My Father (RIP 1935-2018)

It brings me great sadness to note the death of the most devoted reader of this blog- my father Patrick Farrelly passed away last week surrounded by family and love.

My father has been the single most influential person in my life. A nurse and Olympic athlete (at the tender age of 41), my father pushed me to excel in my career aspirations. Outside of myself, he is the only other person to have read everything I ever published.

My father was the most physically active person I have ever known. He would walk or bike for hours a day, every day. Missing a workout was very rare and when it happened it was a very big deal to him.

Because of my father's training as a nurse and elite athlete, he and I would have lengthy debates about the role of lifestyle vs genetics in longevity and disease. He was a big believer in living a healthy lifestyle. He never smoked and never drank alcohol (only once did I see him drink half a glass of red wine after I did some arm twisting about its potential health benefits!). He was still very active till the end. But sadly the progression of cancer eventually won the day.

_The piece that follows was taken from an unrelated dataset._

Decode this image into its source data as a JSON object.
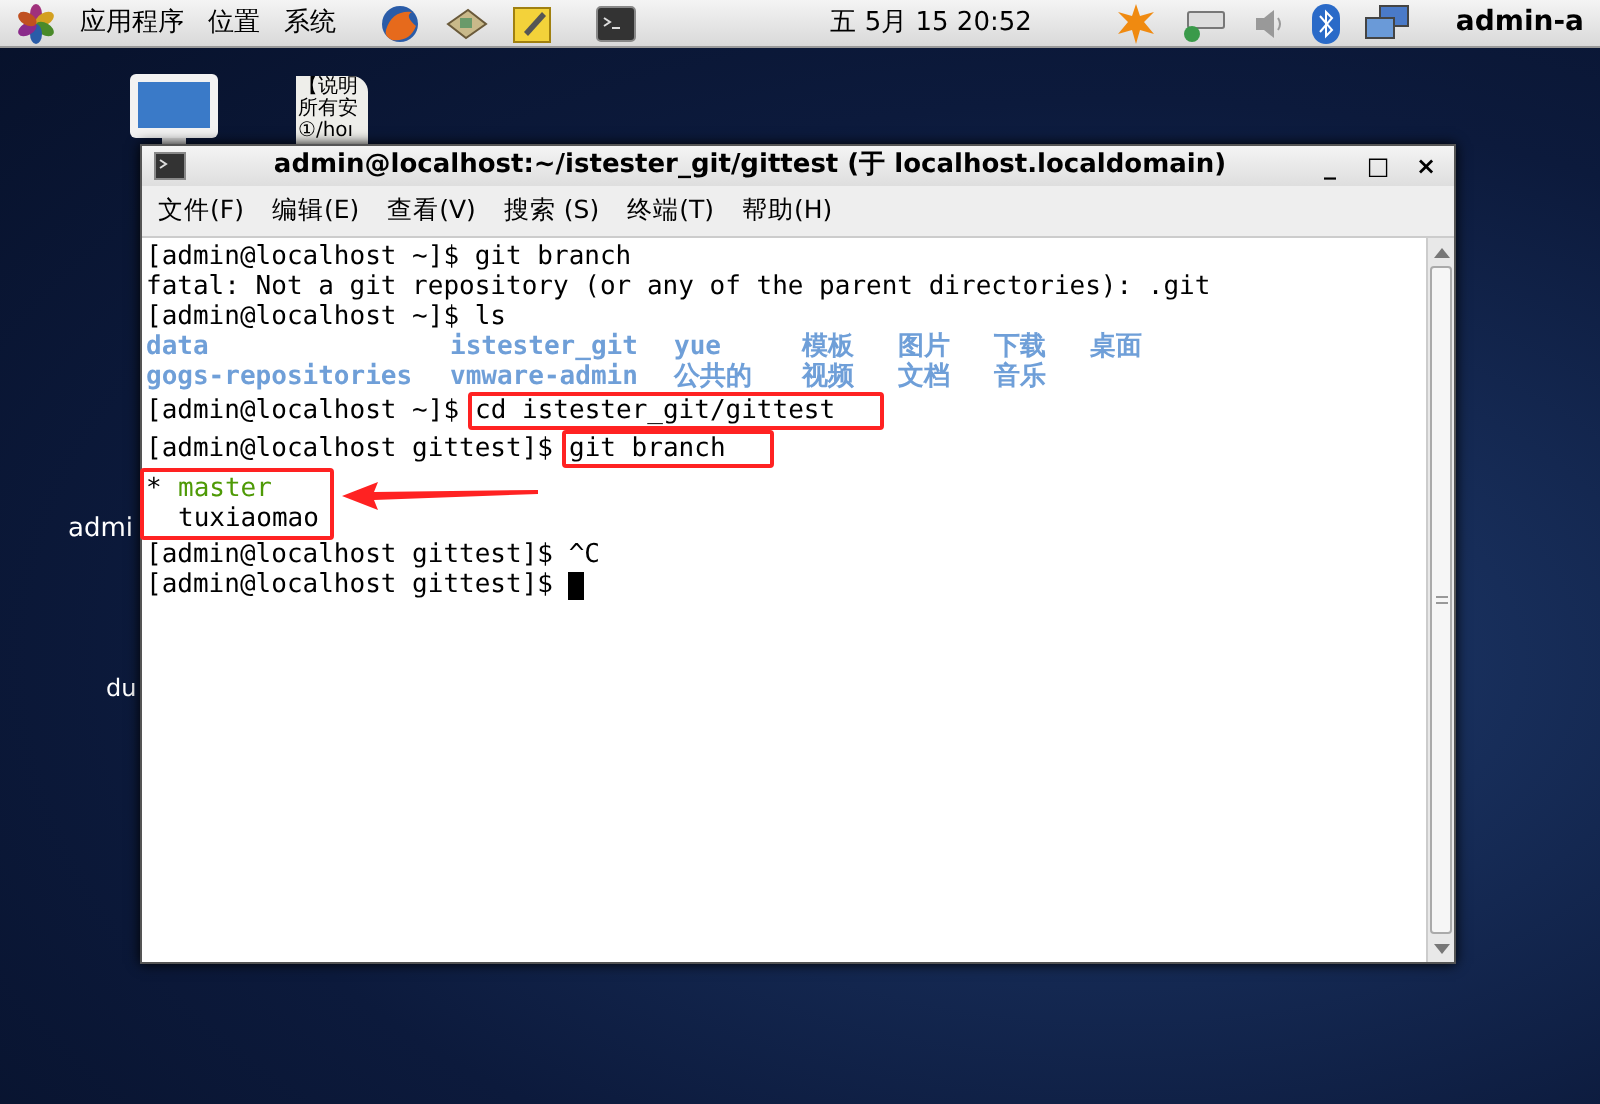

My father received his diagnosis just over a year ago. And as I processed this development I was inspired to write yet another paper on combating aging. Watching the cancer progress and weaken the person I had known my whole life as physically active and cognitively engaged was very hard. My father and I talked briefly about the argument I was developing in this new paper. And he was thrilled, as always, when I shared the news with him this past summer that it was accepted for publication. Sadly, and ironically, he wasn't able to read the paper in which I argue that senescence is one of the greatest threats to our liberty this century. It is the first paper of mine he won't have the opportunity to read, and yet it is a paper about the plight of him and billions more this century.

The paper will be forthcoming shortly here. This is the abstract:

In this article, I argue that senescence (biological aging) is one of the greatest threats to human freedom in the 21st century. The two most prominent conceptions of freedom are “negative” and “positive” liberty. The negative conception of liberty equates freedom with the absence of interference, whereas the positive conception equates freedom with having the capacity to be self-determining. By critically examining both the negative and positive conceptions of liberty, I make the case that senescence does violate our liberty, on both accounts of freedom. Also, if this is correct, then the development of an applied gerontological intervention ought to be considered an integral commitment of a society dedicated to freedom. An aging intervention holds great emancipatory potential for the world's aging populations.

I moved away from home over 22 years ago. And for over 20 years my father and I would talk on the phone at precisely 8:30pm on Tuesdays and Fridays. I already dearly miss those conversations, and his presence in my life. I would not be who I am today without the example he set for me as a human being and father.